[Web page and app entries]

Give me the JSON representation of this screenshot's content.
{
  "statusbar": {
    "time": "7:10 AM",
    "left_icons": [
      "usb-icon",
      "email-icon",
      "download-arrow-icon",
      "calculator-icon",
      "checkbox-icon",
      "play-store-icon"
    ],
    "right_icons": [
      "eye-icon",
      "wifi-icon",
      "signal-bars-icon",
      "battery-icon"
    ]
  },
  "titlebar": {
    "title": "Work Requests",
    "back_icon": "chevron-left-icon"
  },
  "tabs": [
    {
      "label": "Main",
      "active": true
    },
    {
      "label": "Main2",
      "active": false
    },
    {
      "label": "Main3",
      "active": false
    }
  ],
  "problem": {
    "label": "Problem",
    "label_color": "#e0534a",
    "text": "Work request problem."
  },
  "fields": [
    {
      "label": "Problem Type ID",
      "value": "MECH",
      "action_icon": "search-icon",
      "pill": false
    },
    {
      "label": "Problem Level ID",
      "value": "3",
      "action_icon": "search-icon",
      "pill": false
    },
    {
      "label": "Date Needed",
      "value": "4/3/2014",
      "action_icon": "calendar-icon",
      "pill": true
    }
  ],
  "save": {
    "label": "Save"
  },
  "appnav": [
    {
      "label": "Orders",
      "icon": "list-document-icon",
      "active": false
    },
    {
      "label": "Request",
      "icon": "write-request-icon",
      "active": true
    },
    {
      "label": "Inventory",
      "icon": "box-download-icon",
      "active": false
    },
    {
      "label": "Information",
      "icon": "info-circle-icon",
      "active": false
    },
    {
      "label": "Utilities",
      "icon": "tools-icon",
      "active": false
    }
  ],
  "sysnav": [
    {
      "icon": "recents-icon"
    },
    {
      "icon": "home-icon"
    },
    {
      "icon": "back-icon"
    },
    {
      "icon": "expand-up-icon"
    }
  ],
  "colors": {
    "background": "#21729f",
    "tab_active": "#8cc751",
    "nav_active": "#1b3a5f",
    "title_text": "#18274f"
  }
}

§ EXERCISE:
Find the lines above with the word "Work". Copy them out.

§ TASK RESPONSE:
    "title": "Work Requests",
    "text": "Work request problem."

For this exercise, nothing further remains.